• [What is being asked] Going through the entries below, copy out each line that contains "when".

• [Dataset]
================================
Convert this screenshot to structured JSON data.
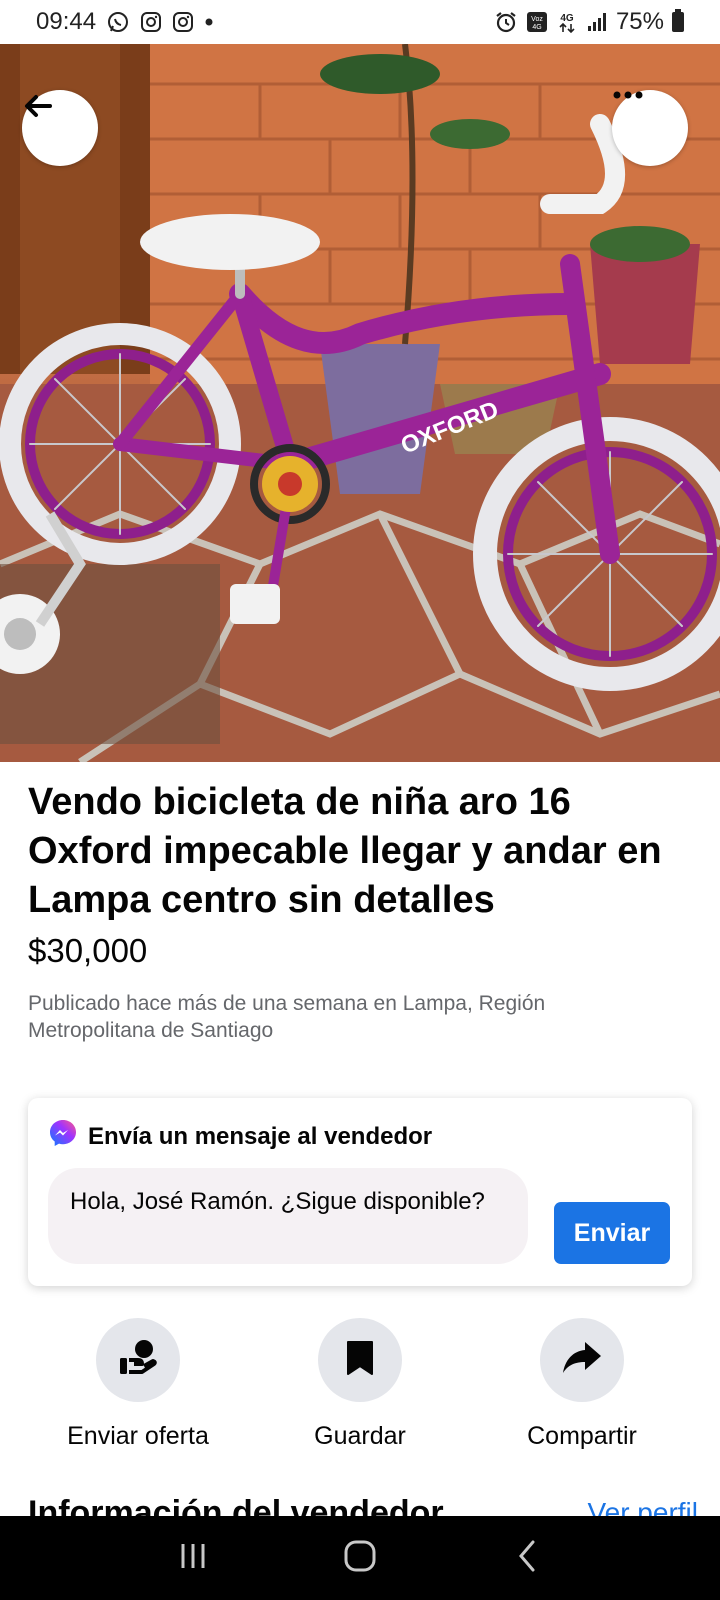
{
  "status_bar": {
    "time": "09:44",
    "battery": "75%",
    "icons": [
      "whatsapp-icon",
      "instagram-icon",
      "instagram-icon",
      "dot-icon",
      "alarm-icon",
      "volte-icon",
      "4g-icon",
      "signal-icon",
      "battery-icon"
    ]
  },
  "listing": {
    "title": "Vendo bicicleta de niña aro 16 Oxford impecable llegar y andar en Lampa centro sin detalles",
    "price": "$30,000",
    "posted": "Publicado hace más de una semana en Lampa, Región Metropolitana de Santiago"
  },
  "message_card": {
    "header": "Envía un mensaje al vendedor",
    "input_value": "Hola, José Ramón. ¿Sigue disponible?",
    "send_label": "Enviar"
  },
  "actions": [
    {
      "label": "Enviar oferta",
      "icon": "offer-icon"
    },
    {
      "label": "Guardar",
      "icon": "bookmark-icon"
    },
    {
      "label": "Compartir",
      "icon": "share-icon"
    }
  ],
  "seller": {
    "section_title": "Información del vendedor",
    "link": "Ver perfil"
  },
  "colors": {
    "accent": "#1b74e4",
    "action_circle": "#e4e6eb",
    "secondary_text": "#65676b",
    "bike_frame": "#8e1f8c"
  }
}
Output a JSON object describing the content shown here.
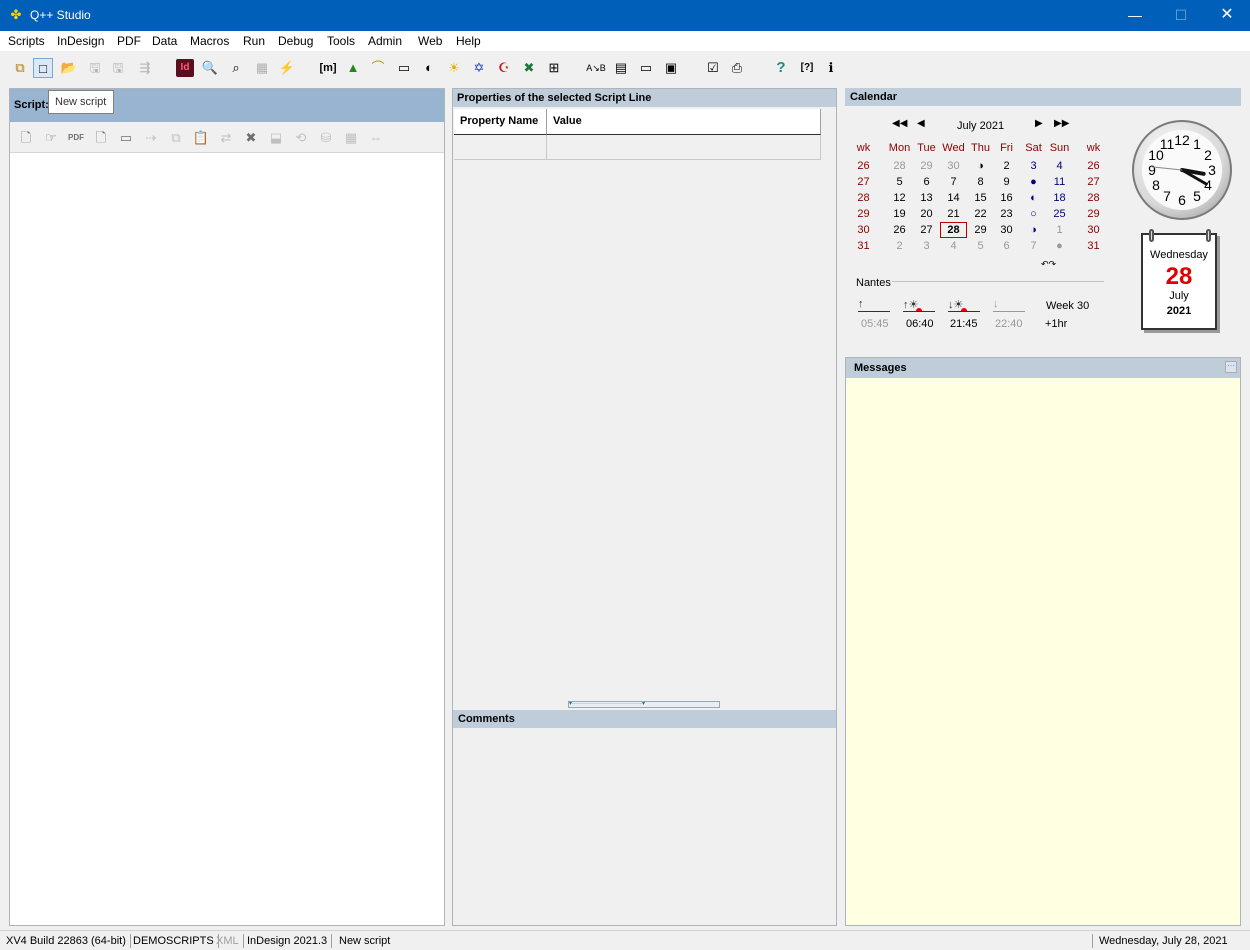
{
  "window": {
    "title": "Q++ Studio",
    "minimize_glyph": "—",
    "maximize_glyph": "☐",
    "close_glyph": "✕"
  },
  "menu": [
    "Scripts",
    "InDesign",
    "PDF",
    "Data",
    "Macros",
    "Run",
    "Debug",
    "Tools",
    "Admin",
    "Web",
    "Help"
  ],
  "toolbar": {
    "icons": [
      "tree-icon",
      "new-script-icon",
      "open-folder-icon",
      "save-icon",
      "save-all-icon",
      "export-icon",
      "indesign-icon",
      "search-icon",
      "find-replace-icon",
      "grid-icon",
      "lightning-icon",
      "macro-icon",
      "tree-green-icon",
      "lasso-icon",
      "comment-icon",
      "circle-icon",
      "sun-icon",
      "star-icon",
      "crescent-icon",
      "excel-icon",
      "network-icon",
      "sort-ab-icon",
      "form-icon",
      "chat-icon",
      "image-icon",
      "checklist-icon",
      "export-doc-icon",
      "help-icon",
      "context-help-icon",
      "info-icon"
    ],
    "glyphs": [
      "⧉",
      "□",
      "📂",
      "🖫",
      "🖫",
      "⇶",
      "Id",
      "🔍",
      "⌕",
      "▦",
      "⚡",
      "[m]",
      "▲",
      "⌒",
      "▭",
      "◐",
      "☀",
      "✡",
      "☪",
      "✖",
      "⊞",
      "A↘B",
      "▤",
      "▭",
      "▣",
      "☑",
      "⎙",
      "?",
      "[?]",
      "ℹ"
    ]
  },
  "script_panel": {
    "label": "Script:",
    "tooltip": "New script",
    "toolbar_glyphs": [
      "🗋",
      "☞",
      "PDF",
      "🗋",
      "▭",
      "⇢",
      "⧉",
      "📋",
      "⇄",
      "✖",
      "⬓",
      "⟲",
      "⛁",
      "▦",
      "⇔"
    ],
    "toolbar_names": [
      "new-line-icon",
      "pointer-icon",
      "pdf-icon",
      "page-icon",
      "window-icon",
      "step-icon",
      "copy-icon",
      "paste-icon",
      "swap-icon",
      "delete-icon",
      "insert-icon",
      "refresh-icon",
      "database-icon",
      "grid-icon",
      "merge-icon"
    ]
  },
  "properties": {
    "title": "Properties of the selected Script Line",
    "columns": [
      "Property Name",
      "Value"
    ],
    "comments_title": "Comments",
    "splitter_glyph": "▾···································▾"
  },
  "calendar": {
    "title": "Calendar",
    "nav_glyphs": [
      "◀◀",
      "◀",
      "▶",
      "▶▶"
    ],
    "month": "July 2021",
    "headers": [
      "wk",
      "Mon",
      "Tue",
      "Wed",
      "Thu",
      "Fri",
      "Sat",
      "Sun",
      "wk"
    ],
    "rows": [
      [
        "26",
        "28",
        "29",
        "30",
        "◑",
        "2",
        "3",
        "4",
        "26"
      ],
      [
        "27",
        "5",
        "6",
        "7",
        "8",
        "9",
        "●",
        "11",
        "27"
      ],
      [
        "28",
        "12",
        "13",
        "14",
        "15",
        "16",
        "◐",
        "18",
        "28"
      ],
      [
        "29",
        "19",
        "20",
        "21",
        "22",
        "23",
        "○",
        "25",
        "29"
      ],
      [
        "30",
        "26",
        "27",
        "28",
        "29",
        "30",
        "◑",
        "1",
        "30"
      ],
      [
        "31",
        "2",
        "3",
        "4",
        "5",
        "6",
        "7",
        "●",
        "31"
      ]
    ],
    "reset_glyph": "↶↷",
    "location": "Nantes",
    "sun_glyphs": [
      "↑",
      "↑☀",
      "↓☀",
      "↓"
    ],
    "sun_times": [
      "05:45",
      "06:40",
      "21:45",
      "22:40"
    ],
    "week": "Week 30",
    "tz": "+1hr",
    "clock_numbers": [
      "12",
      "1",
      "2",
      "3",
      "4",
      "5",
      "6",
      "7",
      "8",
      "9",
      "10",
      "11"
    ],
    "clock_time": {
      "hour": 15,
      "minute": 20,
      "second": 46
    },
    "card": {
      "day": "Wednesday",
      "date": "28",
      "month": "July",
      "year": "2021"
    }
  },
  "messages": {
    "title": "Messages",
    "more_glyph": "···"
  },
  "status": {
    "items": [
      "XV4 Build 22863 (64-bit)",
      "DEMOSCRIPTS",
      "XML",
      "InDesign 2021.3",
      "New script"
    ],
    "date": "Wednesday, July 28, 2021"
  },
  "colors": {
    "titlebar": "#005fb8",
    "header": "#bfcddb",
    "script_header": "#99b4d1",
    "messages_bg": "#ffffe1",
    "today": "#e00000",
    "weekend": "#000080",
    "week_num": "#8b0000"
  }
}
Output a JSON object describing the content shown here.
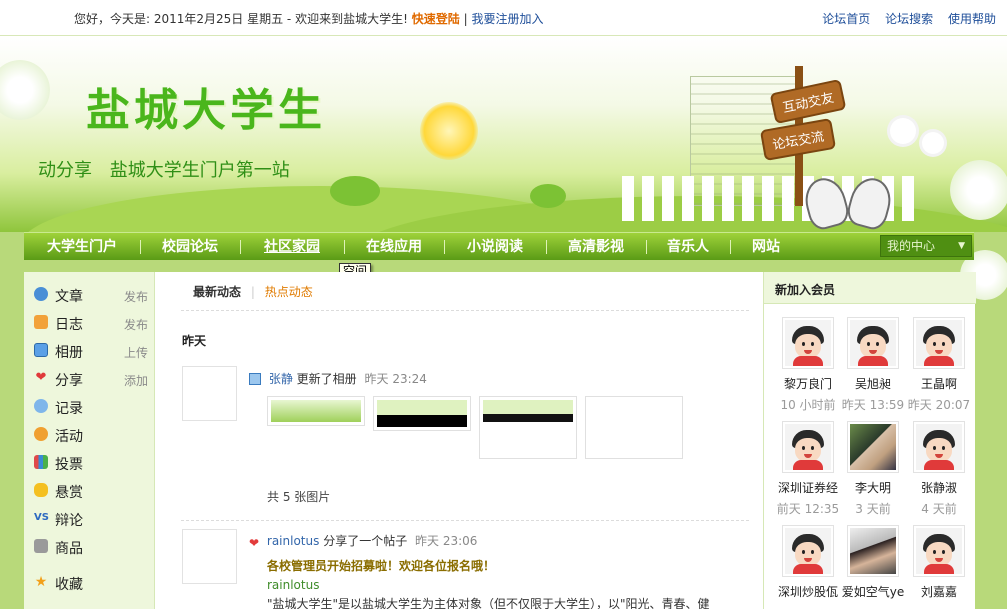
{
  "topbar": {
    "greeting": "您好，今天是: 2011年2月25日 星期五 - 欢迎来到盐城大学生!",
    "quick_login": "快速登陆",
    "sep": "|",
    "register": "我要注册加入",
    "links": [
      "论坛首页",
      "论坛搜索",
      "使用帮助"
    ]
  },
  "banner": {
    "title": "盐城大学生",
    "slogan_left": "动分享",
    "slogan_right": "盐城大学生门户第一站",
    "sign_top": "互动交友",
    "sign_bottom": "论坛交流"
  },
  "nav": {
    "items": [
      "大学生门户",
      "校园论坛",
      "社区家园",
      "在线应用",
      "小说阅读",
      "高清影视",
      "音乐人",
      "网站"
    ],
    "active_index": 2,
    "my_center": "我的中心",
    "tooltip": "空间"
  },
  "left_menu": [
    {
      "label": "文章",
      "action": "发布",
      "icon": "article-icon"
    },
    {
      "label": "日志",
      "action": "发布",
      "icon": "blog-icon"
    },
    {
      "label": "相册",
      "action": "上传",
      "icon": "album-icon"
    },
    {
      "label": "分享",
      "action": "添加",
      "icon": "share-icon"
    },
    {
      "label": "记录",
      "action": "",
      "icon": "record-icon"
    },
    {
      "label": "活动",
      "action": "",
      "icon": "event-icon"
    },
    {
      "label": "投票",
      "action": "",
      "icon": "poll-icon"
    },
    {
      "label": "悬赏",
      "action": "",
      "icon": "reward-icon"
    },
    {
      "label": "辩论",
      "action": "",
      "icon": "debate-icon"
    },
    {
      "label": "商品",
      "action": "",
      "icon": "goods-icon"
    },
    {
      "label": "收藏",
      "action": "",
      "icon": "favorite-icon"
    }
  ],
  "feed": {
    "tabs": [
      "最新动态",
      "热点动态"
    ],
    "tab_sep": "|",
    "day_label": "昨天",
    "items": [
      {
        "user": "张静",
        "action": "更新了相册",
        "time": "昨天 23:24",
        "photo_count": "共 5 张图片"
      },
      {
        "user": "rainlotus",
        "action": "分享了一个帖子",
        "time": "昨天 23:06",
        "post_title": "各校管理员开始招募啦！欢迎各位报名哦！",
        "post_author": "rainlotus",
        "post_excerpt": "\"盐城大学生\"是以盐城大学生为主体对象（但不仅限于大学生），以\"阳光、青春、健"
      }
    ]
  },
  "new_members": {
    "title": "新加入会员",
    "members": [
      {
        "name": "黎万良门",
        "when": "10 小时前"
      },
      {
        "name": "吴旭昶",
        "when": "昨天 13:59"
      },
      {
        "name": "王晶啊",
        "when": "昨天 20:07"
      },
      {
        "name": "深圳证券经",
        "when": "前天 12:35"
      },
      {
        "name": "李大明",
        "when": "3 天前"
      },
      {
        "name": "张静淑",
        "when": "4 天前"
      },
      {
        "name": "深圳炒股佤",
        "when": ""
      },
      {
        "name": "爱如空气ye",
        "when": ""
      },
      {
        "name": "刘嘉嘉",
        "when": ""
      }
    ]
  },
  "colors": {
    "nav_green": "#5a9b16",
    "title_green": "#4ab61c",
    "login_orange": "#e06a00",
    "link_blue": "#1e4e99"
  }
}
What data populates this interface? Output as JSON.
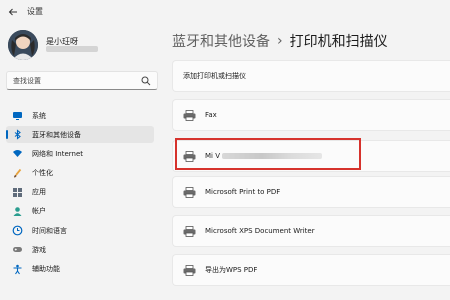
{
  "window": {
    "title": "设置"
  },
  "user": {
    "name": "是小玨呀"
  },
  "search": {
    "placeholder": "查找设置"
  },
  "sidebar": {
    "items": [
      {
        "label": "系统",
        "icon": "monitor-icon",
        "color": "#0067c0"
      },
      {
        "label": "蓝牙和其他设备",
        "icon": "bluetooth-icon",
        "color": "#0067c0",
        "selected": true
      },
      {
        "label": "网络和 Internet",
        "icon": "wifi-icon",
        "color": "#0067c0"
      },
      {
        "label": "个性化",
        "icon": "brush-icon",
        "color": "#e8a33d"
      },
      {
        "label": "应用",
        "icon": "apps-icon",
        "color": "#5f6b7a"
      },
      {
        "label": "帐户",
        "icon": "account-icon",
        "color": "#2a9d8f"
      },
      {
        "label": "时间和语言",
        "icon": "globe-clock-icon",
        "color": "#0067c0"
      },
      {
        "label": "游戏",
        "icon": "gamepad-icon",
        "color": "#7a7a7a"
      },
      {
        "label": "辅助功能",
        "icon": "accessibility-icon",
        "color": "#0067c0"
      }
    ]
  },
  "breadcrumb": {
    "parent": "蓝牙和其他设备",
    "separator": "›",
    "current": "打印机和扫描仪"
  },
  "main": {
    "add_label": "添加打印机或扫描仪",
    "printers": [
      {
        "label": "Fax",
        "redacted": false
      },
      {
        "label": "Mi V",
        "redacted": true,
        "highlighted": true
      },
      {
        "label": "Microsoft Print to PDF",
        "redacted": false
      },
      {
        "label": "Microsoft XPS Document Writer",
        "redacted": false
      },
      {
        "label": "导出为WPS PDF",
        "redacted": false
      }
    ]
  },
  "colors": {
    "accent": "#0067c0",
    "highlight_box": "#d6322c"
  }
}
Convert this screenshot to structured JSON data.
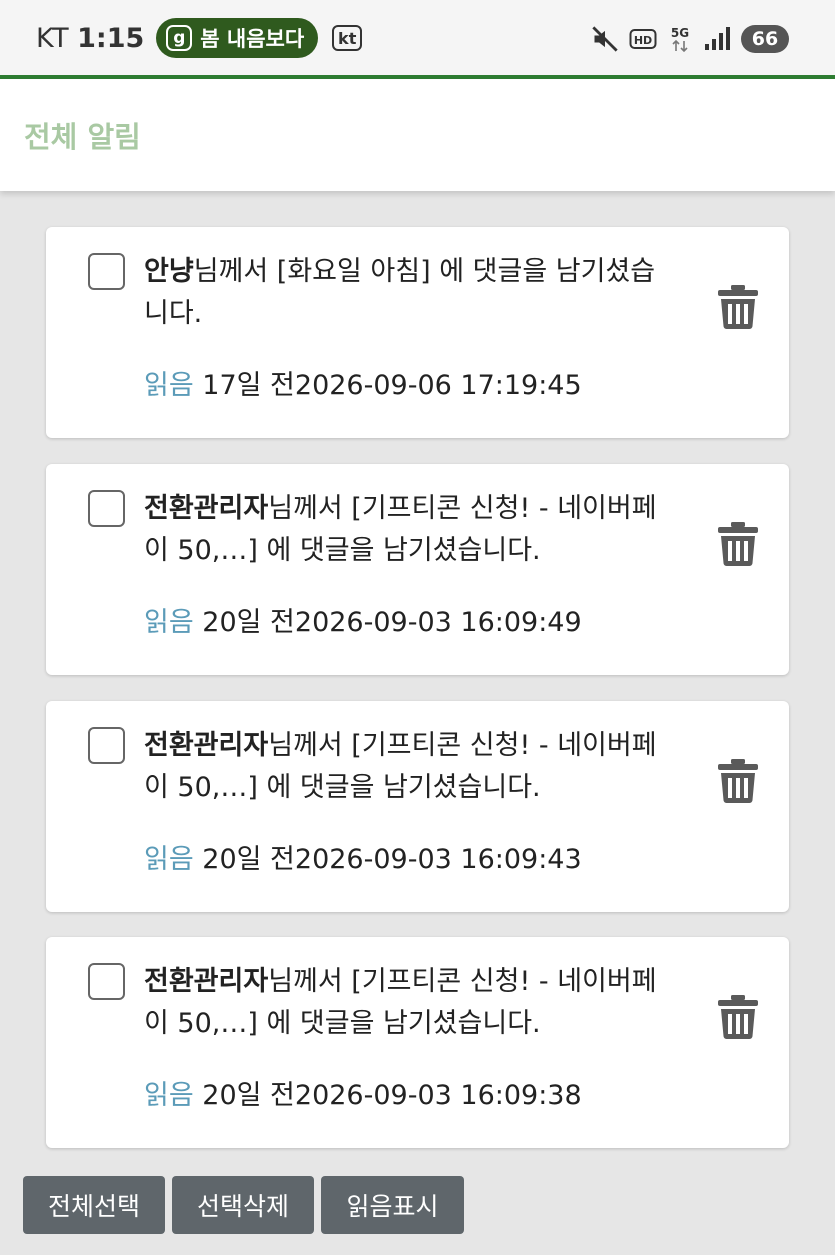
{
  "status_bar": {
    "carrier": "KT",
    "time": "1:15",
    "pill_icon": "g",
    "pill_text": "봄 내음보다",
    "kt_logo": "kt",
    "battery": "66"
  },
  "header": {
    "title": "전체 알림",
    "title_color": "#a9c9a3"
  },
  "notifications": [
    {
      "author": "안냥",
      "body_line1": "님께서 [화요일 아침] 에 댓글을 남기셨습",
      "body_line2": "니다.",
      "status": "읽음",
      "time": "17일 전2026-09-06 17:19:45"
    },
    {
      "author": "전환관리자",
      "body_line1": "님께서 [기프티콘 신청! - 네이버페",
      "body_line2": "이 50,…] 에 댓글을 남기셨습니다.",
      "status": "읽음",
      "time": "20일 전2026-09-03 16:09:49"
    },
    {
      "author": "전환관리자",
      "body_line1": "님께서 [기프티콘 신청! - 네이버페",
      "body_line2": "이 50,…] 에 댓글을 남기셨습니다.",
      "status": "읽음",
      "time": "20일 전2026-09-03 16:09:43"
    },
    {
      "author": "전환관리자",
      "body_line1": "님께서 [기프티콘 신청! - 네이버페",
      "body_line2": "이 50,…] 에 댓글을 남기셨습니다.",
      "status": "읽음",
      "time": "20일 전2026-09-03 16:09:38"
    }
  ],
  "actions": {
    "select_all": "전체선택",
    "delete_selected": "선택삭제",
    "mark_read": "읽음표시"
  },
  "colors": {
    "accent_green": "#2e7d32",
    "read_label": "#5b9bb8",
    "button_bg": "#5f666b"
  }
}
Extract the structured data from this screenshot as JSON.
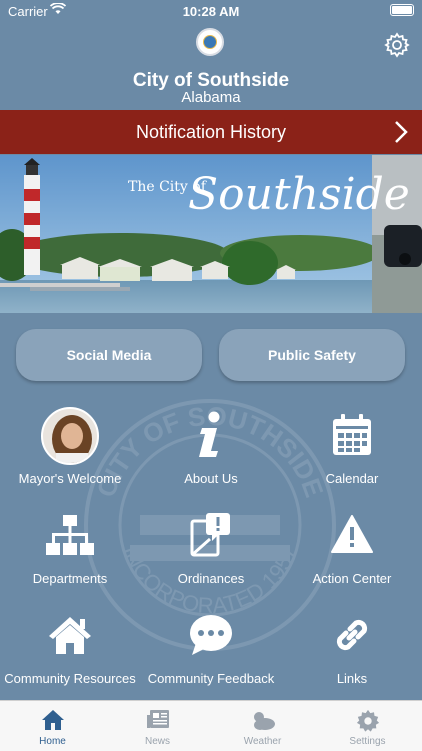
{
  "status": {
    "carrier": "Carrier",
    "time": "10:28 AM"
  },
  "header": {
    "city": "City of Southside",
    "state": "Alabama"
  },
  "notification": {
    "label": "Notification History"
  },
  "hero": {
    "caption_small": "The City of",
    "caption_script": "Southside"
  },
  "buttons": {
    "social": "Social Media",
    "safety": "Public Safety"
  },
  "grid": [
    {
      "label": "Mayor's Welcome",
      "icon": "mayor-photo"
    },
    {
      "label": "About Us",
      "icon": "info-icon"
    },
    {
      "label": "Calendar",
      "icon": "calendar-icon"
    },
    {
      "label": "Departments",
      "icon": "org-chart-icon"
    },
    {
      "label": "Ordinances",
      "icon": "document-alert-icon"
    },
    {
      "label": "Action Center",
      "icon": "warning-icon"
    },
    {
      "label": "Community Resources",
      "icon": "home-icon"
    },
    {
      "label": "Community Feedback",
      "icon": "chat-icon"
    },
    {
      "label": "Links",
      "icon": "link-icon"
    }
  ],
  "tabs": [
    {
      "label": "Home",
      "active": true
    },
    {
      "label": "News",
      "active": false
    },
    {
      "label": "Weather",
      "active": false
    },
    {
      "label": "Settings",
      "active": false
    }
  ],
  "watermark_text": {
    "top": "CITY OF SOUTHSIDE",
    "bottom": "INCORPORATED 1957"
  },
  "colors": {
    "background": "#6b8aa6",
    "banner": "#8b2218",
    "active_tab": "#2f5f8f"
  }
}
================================
• [Task output]
        "when": "10 小时前"
        "when": "昨天 13:59"
        "when": "昨天 20:07"
        "when": "前天 12:35"
        "when": "3 天前"
        "when": "4 天前"
        "when": ""
        "when": ""
        "when": ""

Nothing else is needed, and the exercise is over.